Artist: Allman Brothers Band
Source: CD: Beginnings (originally released on LP: Idlewild South0
Writer(s): Dicky Betts
Label: Polydor (original label: Capricorn)
The second Allman Brothers band was the first to include songs written by guitarist Dicky Betts. One of those songs, Revival, was also issued as the first single from the album. Originally written as an instrumental, Revival is one of the most easily recognizable songs in the Allman Brothers' catalog, and was the band's first single to hit the Billboard Hot 100 chart, spending three weeks there.
Title: Round House Blues (live)
Source: British import CD: Definitive Collection
Label: Angel Air
Year: Recorded 1967, released 2000
Andromeda was one of the first bands that made music that can legitimately be called hard rock. The proof is in this 1967 recording from London's Round House Chalk Farm. I don't have any writing credits for Round House Blues, and the recording quality leaves a lot to be desired, but the energy level of the band (and John Du Cann's blistering guitar work) speaks for itself. Andromeda went on to record one proper LP before Du Cann left to join Atomic Rooster.
Title: Tightrope Ride
Source: Stereo 45 RPM single

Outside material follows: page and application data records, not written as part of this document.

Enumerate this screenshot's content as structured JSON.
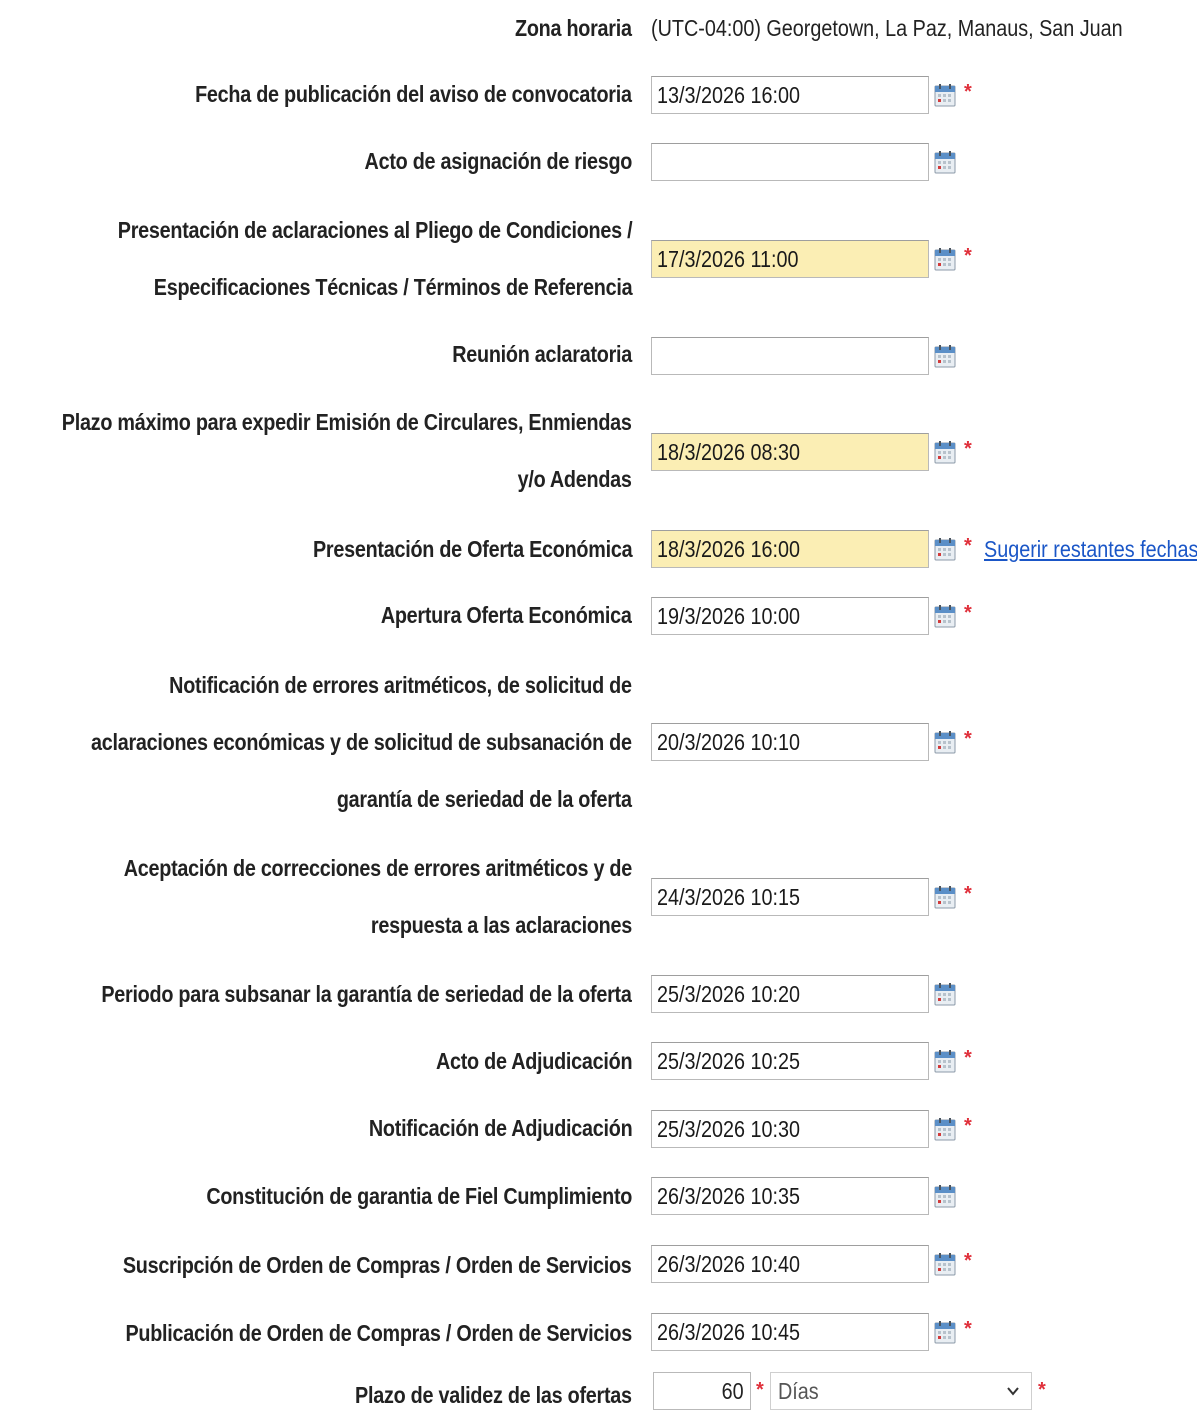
{
  "timezone": {
    "label": "Zona horaria",
    "value": "(UTC-04:00) Georgetown, La Paz, Manaus, San Juan"
  },
  "rows": [
    {
      "label": [
        "Fecha de publicación del aviso de convocatoria"
      ],
      "value": "13/3/2026 16:00",
      "required": true,
      "highlighted": false
    },
    {
      "label": [
        "Acto de asignación de riesgo"
      ],
      "value": "",
      "required": false,
      "highlighted": false
    },
    {
      "label": [
        "Presentación de aclaraciones al Pliego de Condiciones /",
        "Especificaciones Técnicas / Términos de Referencia"
      ],
      "value": "17/3/2026 11:00",
      "required": true,
      "highlighted": true
    },
    {
      "label": [
        "Reunión aclaratoria"
      ],
      "value": "",
      "required": false,
      "highlighted": false
    },
    {
      "label": [
        "Plazo máximo para expedir Emisión de Circulares, Enmiendas",
        "y/o Adendas"
      ],
      "value": "18/3/2026 08:30",
      "required": true,
      "highlighted": true
    },
    {
      "label": [
        "Presentación de Oferta Económica"
      ],
      "value": "18/3/2026 16:00",
      "required": true,
      "highlighted": true
    },
    {
      "label": [
        "Apertura Oferta Económica"
      ],
      "value": "19/3/2026 10:00",
      "required": true,
      "highlighted": false
    },
    {
      "label": [
        "Notificación de errores aritméticos, de solicitud de",
        "aclaraciones económicas y de solicitud de subsanación de",
        "garantía de seriedad de la oferta"
      ],
      "value": "20/3/2026 10:10",
      "required": true,
      "highlighted": false
    },
    {
      "label": [
        "Aceptación de correcciones de errores aritméticos y de",
        "respuesta a las aclaraciones"
      ],
      "value": "24/3/2026 10:15",
      "required": true,
      "highlighted": false
    },
    {
      "label": [
        "Periodo para subsanar la garantía de seriedad de la oferta"
      ],
      "value": "25/3/2026 10:20",
      "required": false,
      "highlighted": false
    },
    {
      "label": [
        "Acto de Adjudicación"
      ],
      "value": "25/3/2026 10:25",
      "required": true,
      "highlighted": false
    },
    {
      "label": [
        "Notificación de Adjudicación"
      ],
      "value": "25/3/2026 10:30",
      "required": true,
      "highlighted": false
    },
    {
      "label": [
        "Constitución de garantia de Fiel Cumplimiento"
      ],
      "value": "26/3/2026 10:35",
      "required": false,
      "highlighted": false
    },
    {
      "label": [
        "Suscripción de Orden de Compras / Orden de Servicios"
      ],
      "value": "26/3/2026 10:40",
      "required": true,
      "highlighted": false
    },
    {
      "label": [
        "Publicación de Orden de Compras / Orden de Servicios"
      ],
      "value": "26/3/2026 10:45",
      "required": true,
      "highlighted": false
    }
  ],
  "suggest_link": "Sugerir restantes fechas",
  "validity": {
    "label": "Plazo de validez de las ofertas",
    "amount": "60",
    "unit": "Días"
  },
  "required_marker": "*",
  "icons": {
    "calendar": "calendar-icon",
    "dropdown": "chevron-down-icon"
  },
  "colors": {
    "highlight": "#fbeeb4",
    "required": "#e0303b",
    "link": "#1a56c7"
  }
}
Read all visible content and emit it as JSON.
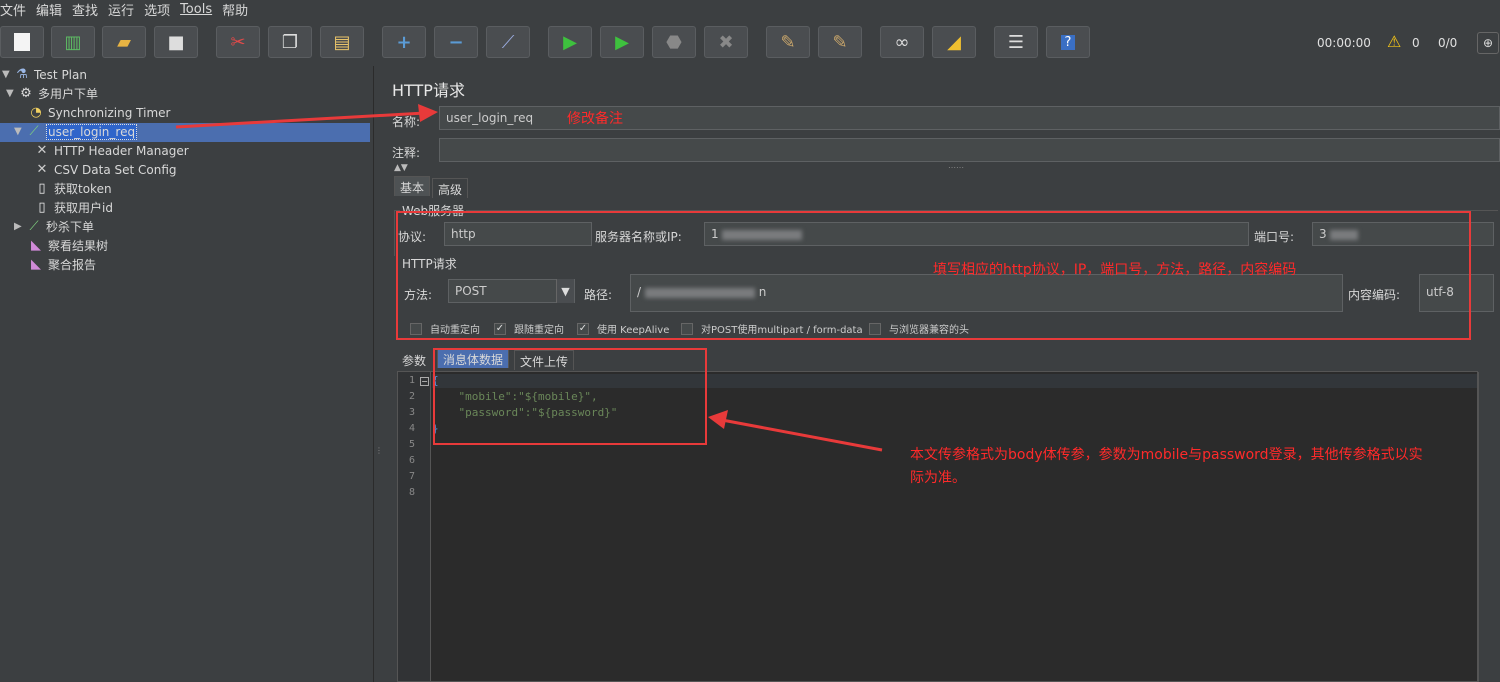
{
  "menu": [
    "文件",
    "编辑",
    "查找",
    "运行",
    "选项",
    "Tools",
    "帮助"
  ],
  "toolbar": {
    "timer": "00:00:00",
    "warning_count": "0",
    "thread_ratio": "0/0"
  },
  "tree": [
    {
      "label": "Test Plan",
      "icon": "test-plan-icon"
    },
    {
      "label": "多用户下单",
      "icon": "thread-group-icon"
    },
    {
      "label": "Synchronizing Timer",
      "icon": "timer-icon"
    },
    {
      "label": "user_login_req",
      "icon": "sampler-icon"
    },
    {
      "label": "HTTP Header Manager",
      "icon": "config-icon"
    },
    {
      "label": "CSV Data Set Config",
      "icon": "config-icon"
    },
    {
      "label": "获取token",
      "icon": "extractor-icon"
    },
    {
      "label": "获取用户id",
      "icon": "extractor-icon"
    },
    {
      "label": "秒杀下单",
      "icon": "sampler-icon"
    },
    {
      "label": "察看结果树",
      "icon": "listener-icon"
    },
    {
      "label": "聚合报告",
      "icon": "listener-icon"
    }
  ],
  "panel": {
    "title": "HTTP请求",
    "name_label": "名称:",
    "name_value": "user_login_req",
    "comment_label": "注释:",
    "tabs": [
      "基本",
      "高级"
    ],
    "web_server_legend": "Web服务器",
    "protocol_label": "协议:",
    "protocol_value": "http",
    "server_label": "服务器名称或IP:",
    "server_value": "1",
    "port_label": "端口号:",
    "port_value": "3",
    "http_request_legend": "HTTP请求",
    "method_label": "方法:",
    "method_value": "POST",
    "path_label": "路径:",
    "path_prefix": "/",
    "path_suffix": "n",
    "encoding_label": "内容编码:",
    "encoding_value": "utf-8",
    "checkboxes": [
      {
        "label": "自动重定向",
        "checked": false
      },
      {
        "label": "跟随重定向",
        "checked": true
      },
      {
        "label": "使用 KeepAlive",
        "checked": true
      },
      {
        "label": "对POST使用multipart / form-data",
        "checked": false
      },
      {
        "label": "与浏览器兼容的头",
        "checked": false
      }
    ],
    "body_tabs": [
      "参数",
      "消息体数据",
      "文件上传"
    ],
    "code_lines": [
      "{",
      "    \"mobile\":\"${mobile}\",",
      "    \"password\":\"${password}\"",
      "}",
      "",
      "",
      "",
      ""
    ]
  },
  "annotations": {
    "name_note": "修改备注",
    "server_note": "填写相应的http协议，IP，端口号，方法，路径，内容编码",
    "body_note_line1": "本文传参格式为body体传参，参数为mobile与password登录，其他传参格式以实",
    "body_note_line2": "际为准。"
  },
  "colors": {
    "background": "#3c3f41",
    "selection": "#4b6eaf",
    "annotation_red": "#e83a3a",
    "code_green": "#6a8759"
  }
}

Following the death of lead vocalist Jim Morrison in 1971, the remaining members of the Doors decided to carry on without him, releasing the album Other Voices later that year. Many of the tracks had actually been started before Morrison's death, with the hope being that he would return from Paris to complete the album. When that didn't happen, keyboardist Ray Manzarek and guitarist Robby Krieger ended up doing the vocals themselves. One single, Tightrope Ride, was released from the album. The tune features Manzarek on lead vocal.